  1. Invites EU 5G-providers to collaborate through the 5G-Public-Private-Partnership (5G-PPP) by relying on the funds provided by the Horizon 2020 Programme2 The 5G Public-Private-Partnership (5G-PPP) is a collaboration between the European Commission and European Information, Communications and Technology (ICT) industry. The European Commission has allocated 700 million EUR for this collaboration through the Horizon 2020 Programme. on the condition of adherence to relevant EU privacy guidelines;
  2. Calls upon Member States to more strictly enforce the General Data Protection Regulation (GDPR) for 5G providers active within the EU;
  3. Urges Member States to ensure satisfactory supervision of illicit activities using 5G networks;
  4. Proposes Member States restrict the network access of EU and non-EU 5G providers after conviction of illicit activities;
  5. Reminds Member States to more actively implement the guidelines set in the Connectivity Toolbox with regards to security threats;
  6. Encourages Member States to build more O-RAN base stations to support the larger data transfers of a 5G system through subsidies;
  7. Suggests Member States assist each other in reaching the objectives set in the Connectivity Toolbox through an information exchange of the experiences with the rollout of 5G infrastructure;
  8. Asks the Council of the European Union to include green initiatives to compensate for the pollution caused by the deployment of 5G in the Fit for 55 plan3Fit for 55 is a collection of EU proposals and legislation aimed to ensure the EU meets its climate targets.;
  9. Recommends Member States launch an educational campaign informing the general public about the positive and negative environmental and health-related effects of exposure to electromagnetism within the 5G frequency range;
  10. Instructs European secondary education institutions to provide information to potential engineering students to pursue a degree in the fields of ICT or electrical engineering;

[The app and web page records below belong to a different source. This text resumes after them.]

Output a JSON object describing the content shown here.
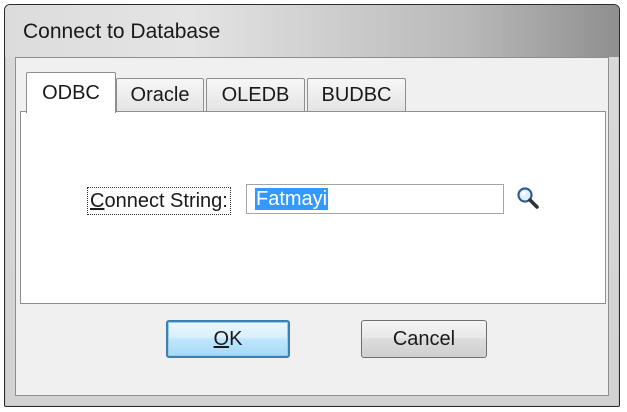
{
  "window": {
    "title": "Connect to Database"
  },
  "tabs": [
    {
      "label": "ODBC",
      "active": true
    },
    {
      "label": "Oracle",
      "active": false
    },
    {
      "label": "OLEDB",
      "active": false
    },
    {
      "label": "BUDBC",
      "active": false
    }
  ],
  "form": {
    "connect_string_mnemonic": "C",
    "connect_string_label_rest": "onnect String:",
    "connect_string_value": "Fatmayi",
    "browse_icon": "magnifier-icon"
  },
  "buttons": {
    "ok_mnemonic": "O",
    "ok_rest": "K",
    "cancel": "Cancel"
  },
  "colors": {
    "selection": "#3399ff",
    "default_button_border": "#3c7fb1"
  }
}
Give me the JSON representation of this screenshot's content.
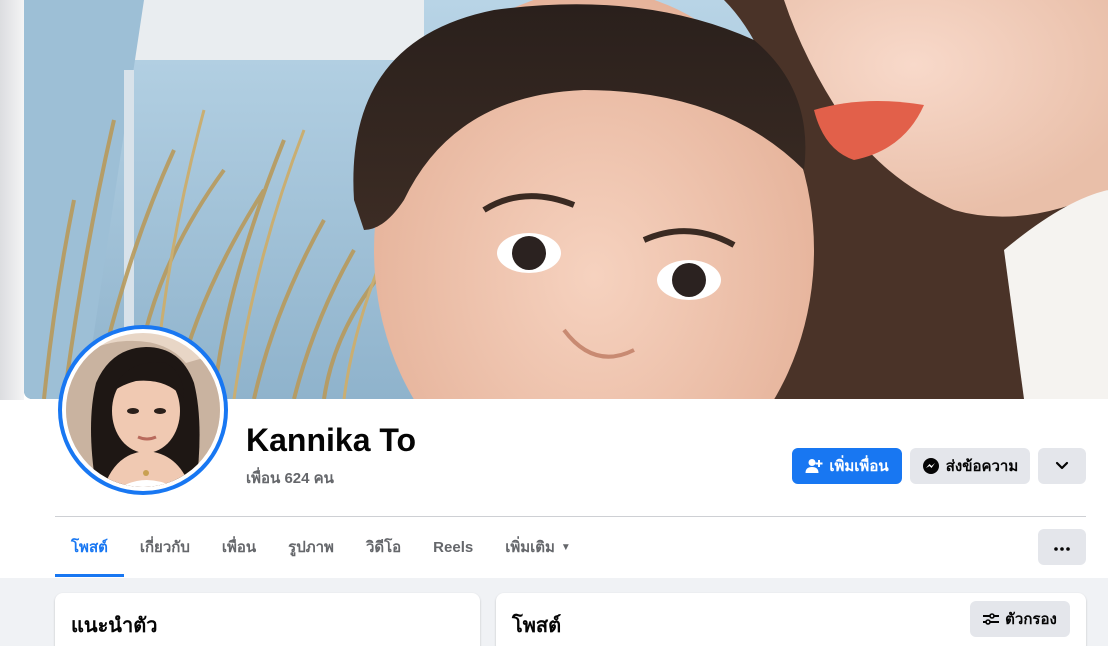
{
  "profile": {
    "name": "Kannika To",
    "friends": "เพื่อน 624 คน"
  },
  "actions": {
    "add_friend": "เพิ่มเพื่อน",
    "message": "ส่งข้อความ"
  },
  "tabs": [
    {
      "label": "โพสต์"
    },
    {
      "label": "เกี่ยวกับ"
    },
    {
      "label": "เพื่อน"
    },
    {
      "label": "รูปภาพ"
    },
    {
      "label": "วิดีโอ"
    },
    {
      "label": "Reels"
    },
    {
      "label": "เพิ่มเติม"
    }
  ],
  "intro": {
    "title": "แนะนำตัว"
  },
  "posts": {
    "title": "โพสต์",
    "filter_label": "ตัวกรอง"
  },
  "colors": {
    "accent": "#1877f2",
    "button_gray": "#e4e6eb",
    "page_bg": "#f0f2f5"
  }
}
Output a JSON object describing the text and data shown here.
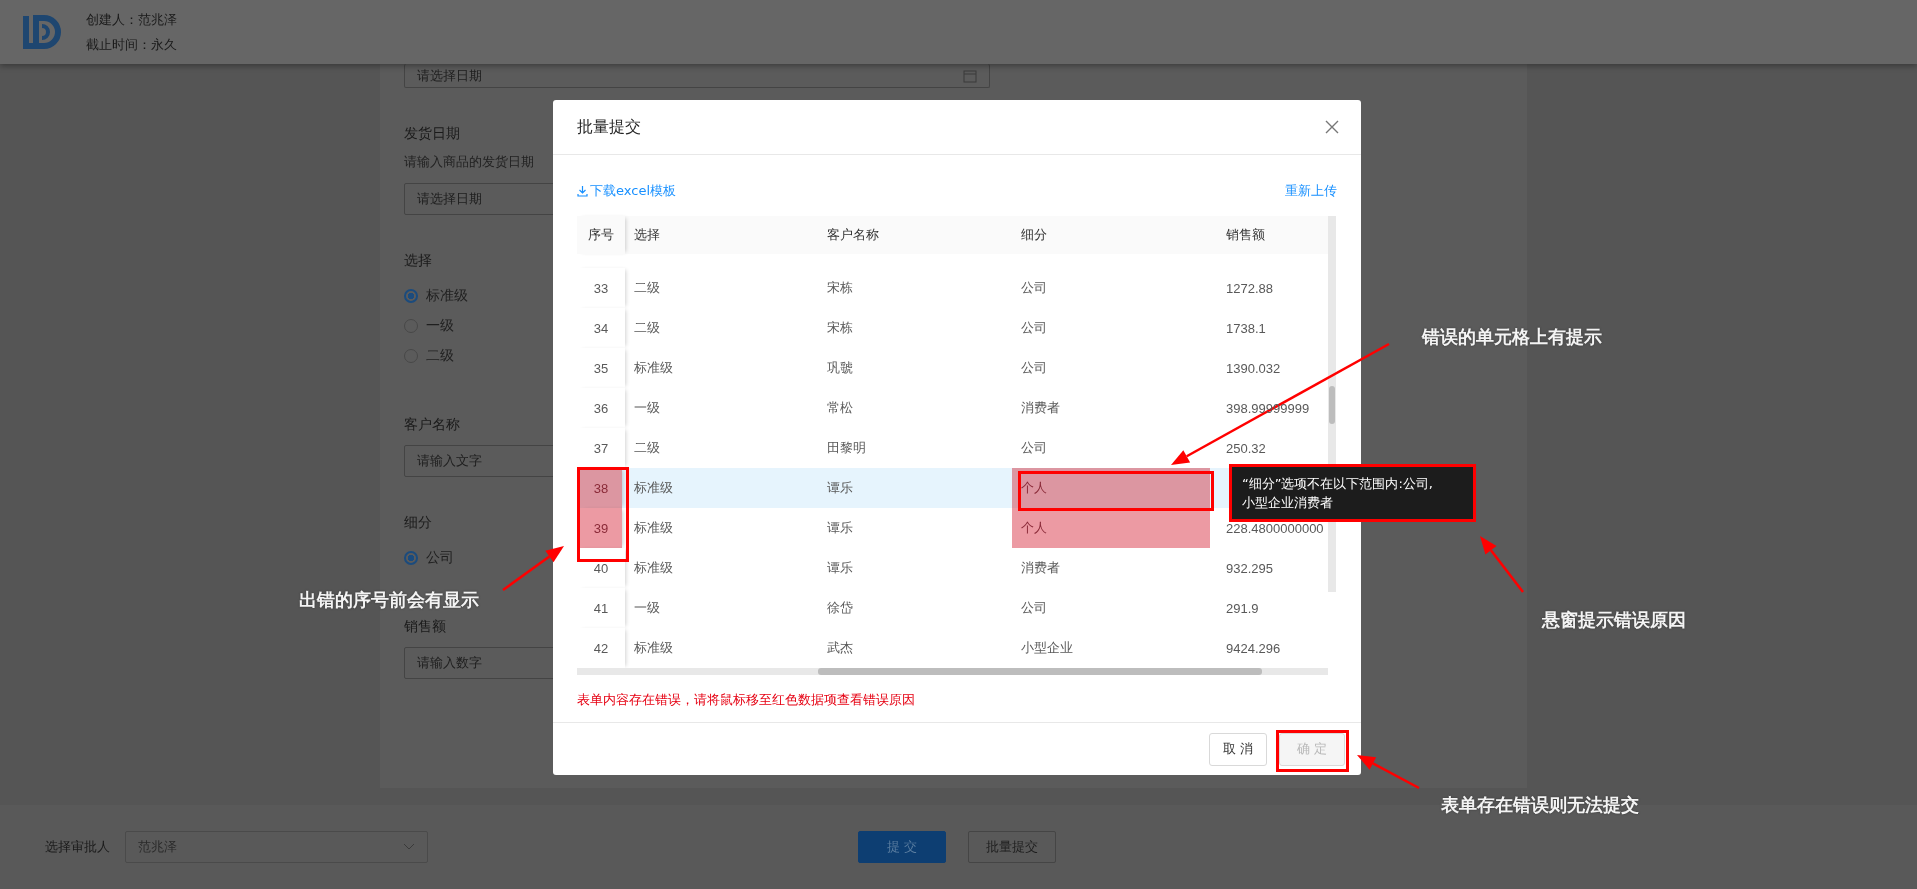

  11. Calls upon the European Commission to impose stricter guidelines for social media platforms with regards to misinformation relating to 5G.